Consoleception: You Can Play Your PS4 Through Your Xbox One

Posted on the 25 September 2013 by Palmgear @PalmgearBlog

At the Tokyo Game Show this past week, Microsoft got a question about whether or not the Xbox One’s HDMI-In capability will support the ability to run its rival, the PlayStation 4. Xbox senior director of product management and planning Albert Panello dodged the question at first, but later on his presentation said:

“Any application can be snapped to a game…this could be the live TV feed, so if you wanted to be playing Ryse and Killzone at the same time, you could snap that.”

Killzone, of course, being a PlayStation exclusive.

The rumored idea was that the Xbox One might possibly block the PS4′s signal, even though any HDMI device is suppose to work through its input. It would have been a dig at Sony, but a rather unnecessary and mean-spirited one. It also would have stripped functionality from their console for no reason.

I’m still not convinced about the whole “snapping” system of the Xbox One being terribly useful. Yes, it’s cool that you can use Kinect gestures or voice commands to switch inputs or put a One game side by side with a TV show, Skype call or apparently even a PS4 game, but how useful is that really?

Even in households where members are constantly fighting over the TV, I’m not sure if this solution is really a solution. It reminds me of picture-in-picture, a feature that used to be quite big on TVs, but sort of faded away over time as really no one ever used it. I even remember my old rear projection TV that could play Xbox on the big screen and watch TV in the tiny inset PIP window, or vice versa. Granted, I couldn’t activate it with gestures, but the idea isn’t all that new.

And really, all splitting the screen does is make both parties have an unsatisfying viewing experiences with smaller or obstructed screens, and only one gets sound. I think Nintendo’s “transfer to gamepad” system is more useful if we’re talking about families fighting over the TV. As for input switching? I’m still not sold on the fact that it’s just such a chore to press a singular input button on my TV remote control that I need an entirely new gesture or voice-based system to do it instead.
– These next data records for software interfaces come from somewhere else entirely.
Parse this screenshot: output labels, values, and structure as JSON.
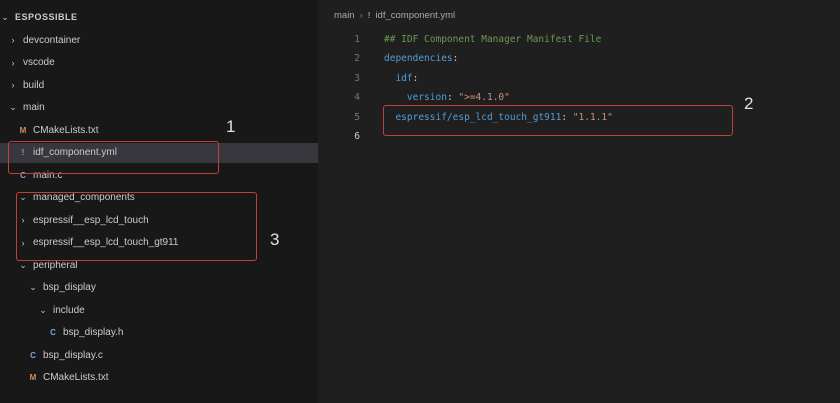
{
  "explorer": {
    "root": "ESPOSSIBLE",
    "items": [
      {
        "chev": "›",
        "icon": "",
        "label": "devcontainer"
      },
      {
        "chev": "›",
        "icon": "",
        "label": "vscode"
      },
      {
        "chev": "›",
        "icon": "",
        "label": "build"
      },
      {
        "chev": "⌄",
        "icon": "",
        "label": "main"
      },
      {
        "chev": "",
        "icon": "M",
        "label": "CMakeLists.txt"
      },
      {
        "chev": "",
        "icon": "!",
        "label": "idf_component.yml"
      },
      {
        "chev": "",
        "icon": "C",
        "label": "main.c"
      },
      {
        "chev": "⌄",
        "icon": "",
        "label": "managed_components"
      },
      {
        "chev": "›",
        "icon": "",
        "label": "espressif__esp_lcd_touch"
      },
      {
        "chev": "›",
        "icon": "",
        "label": "espressif__esp_lcd_touch_gt911"
      },
      {
        "chev": "⌄",
        "icon": "",
        "label": "peripheral"
      },
      {
        "chev": "⌄",
        "icon": "",
        "label": "bsp_display"
      },
      {
        "chev": "⌄",
        "icon": "",
        "label": "include"
      },
      {
        "chev": "",
        "icon": "C",
        "label": "bsp_display.h"
      },
      {
        "chev": "",
        "icon": "C",
        "label": "bsp_display.c"
      },
      {
        "chev": "",
        "icon": "M",
        "label": "CMakeLists.txt"
      }
    ]
  },
  "editor": {
    "breadcrumb": [
      "main",
      "idf_component.yml"
    ],
    "lines": [
      {
        "num": "1",
        "parts": [
          {
            "t": "## IDF Component Manager Manifest File",
            "c": "comment"
          }
        ]
      },
      {
        "num": "2",
        "parts": [
          {
            "t": "dependencies",
            "c": "key"
          },
          {
            "t": ":",
            "c": "punc"
          }
        ]
      },
      {
        "num": "3",
        "parts": [
          {
            "t": "  ",
            "c": "punc"
          },
          {
            "t": "idf",
            "c": "key"
          },
          {
            "t": ":",
            "c": "punc"
          }
        ]
      },
      {
        "num": "4",
        "parts": [
          {
            "t": "    ",
            "c": "punc"
          },
          {
            "t": "version",
            "c": "key"
          },
          {
            "t": ": ",
            "c": "punc"
          },
          {
            "t": "\">=4.1.0\"",
            "c": "str"
          }
        ]
      },
      {
        "num": "5",
        "parts": [
          {
            "t": "  ",
            "c": "punc"
          },
          {
            "t": "espressif/esp_lcd_touch_gt911",
            "c": "key"
          },
          {
            "t": ": ",
            "c": "punc"
          },
          {
            "t": "\"1.1.1\"",
            "c": "str"
          }
        ]
      },
      {
        "num": "6",
        "parts": []
      }
    ]
  },
  "callouts": [
    "1",
    "2",
    "3"
  ],
  "colors": {
    "highlight": "#c0403a",
    "selected": "#37373d"
  }
}
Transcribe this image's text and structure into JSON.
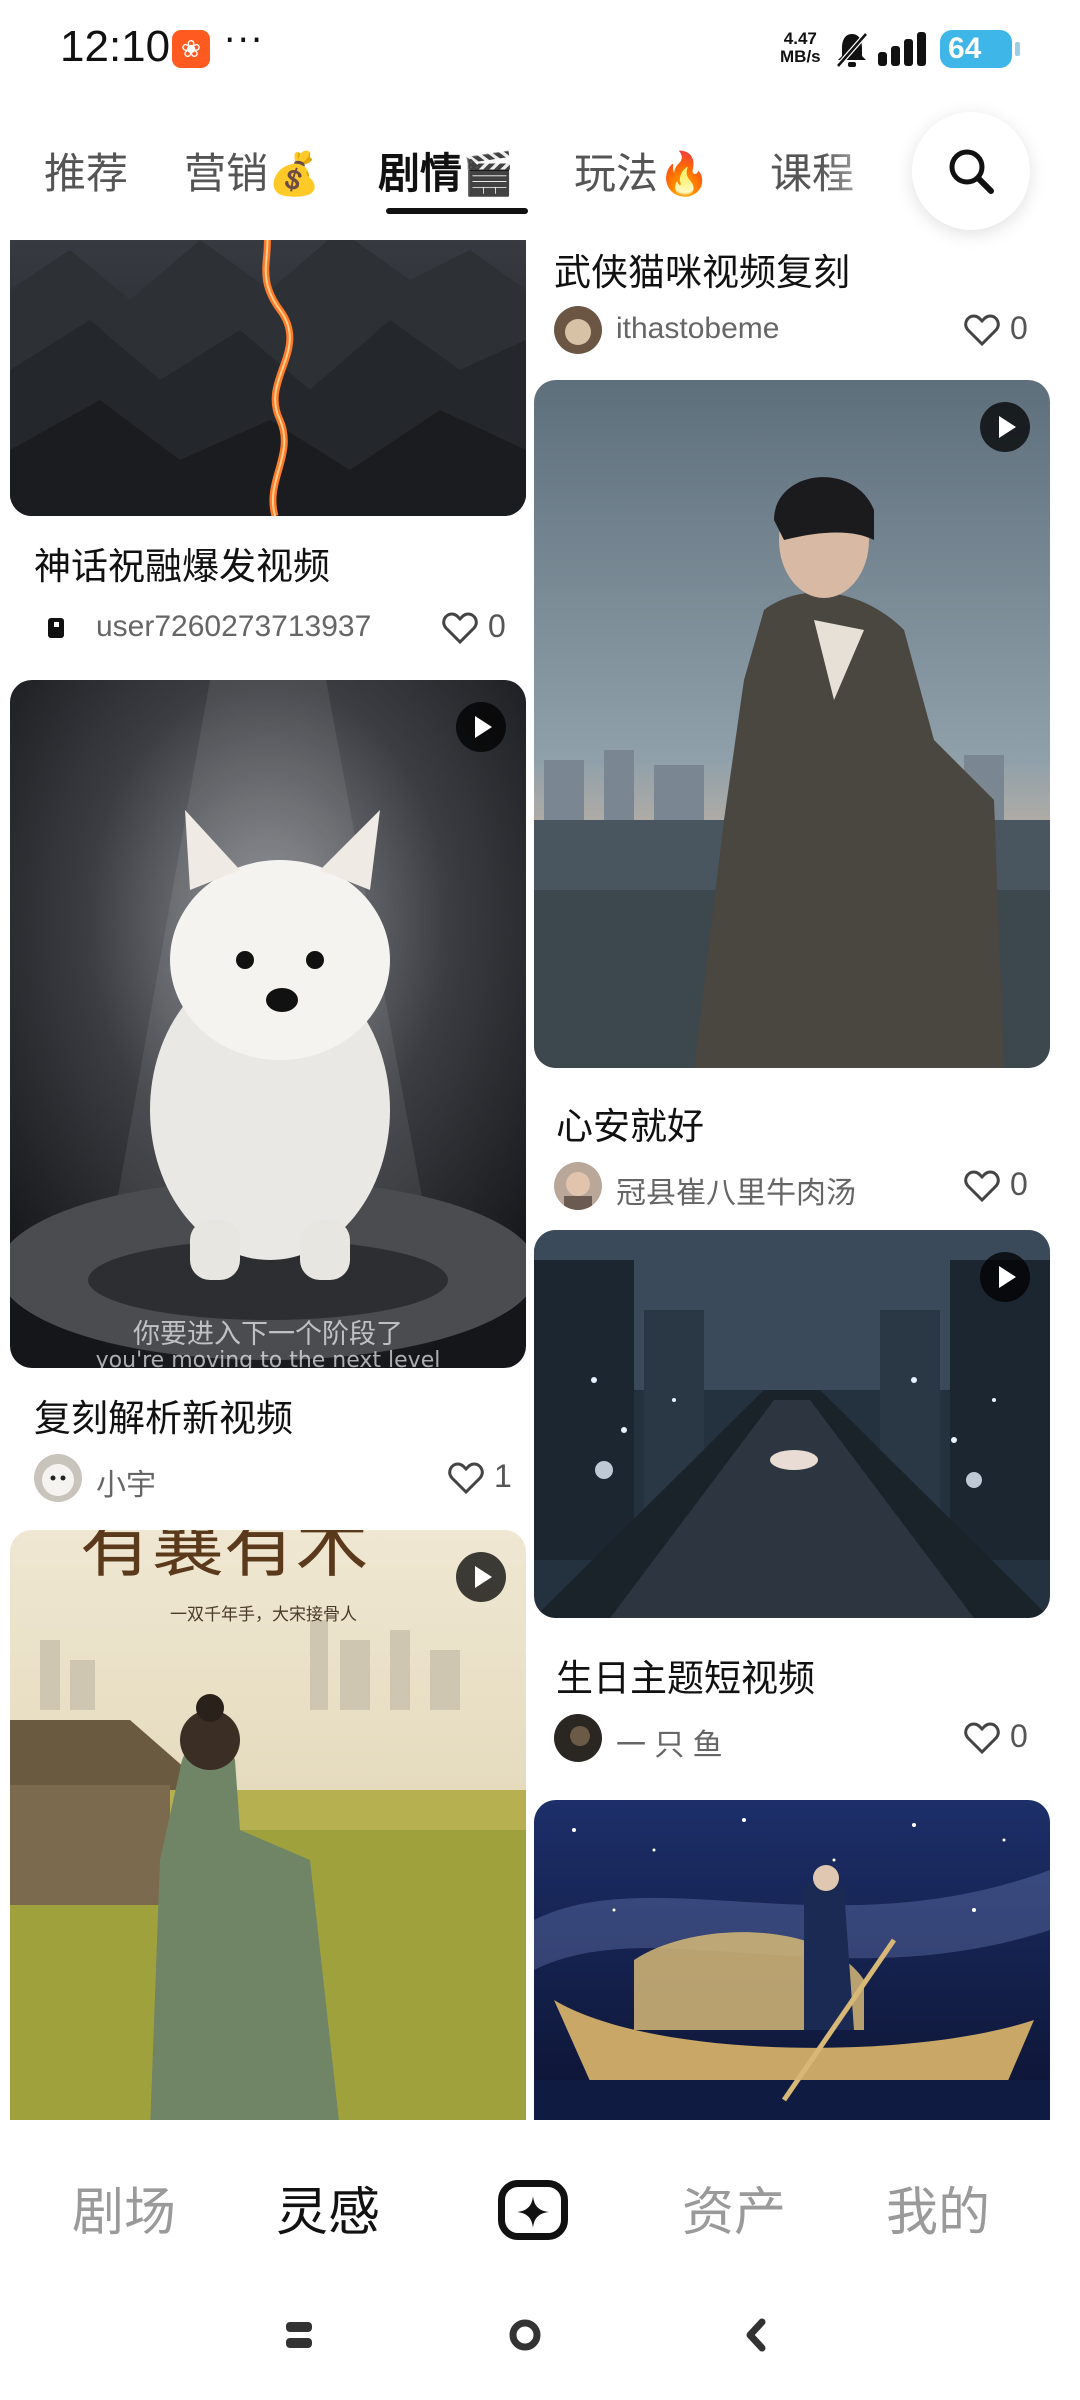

Playing PS4 through your Xbox One sounds cool in theory, but I don’t know if it’s much more than a gimmick. Whether you’re plugging your PS4 HDMI into your TV or your Xbox, it’s really not going to affect how  you use the system 99% of the time. These are features that sound like advancements, but I’m wondering if they really contribute anything meaningful to the living room experience.

Back to Featured Articles on Logo Paperblog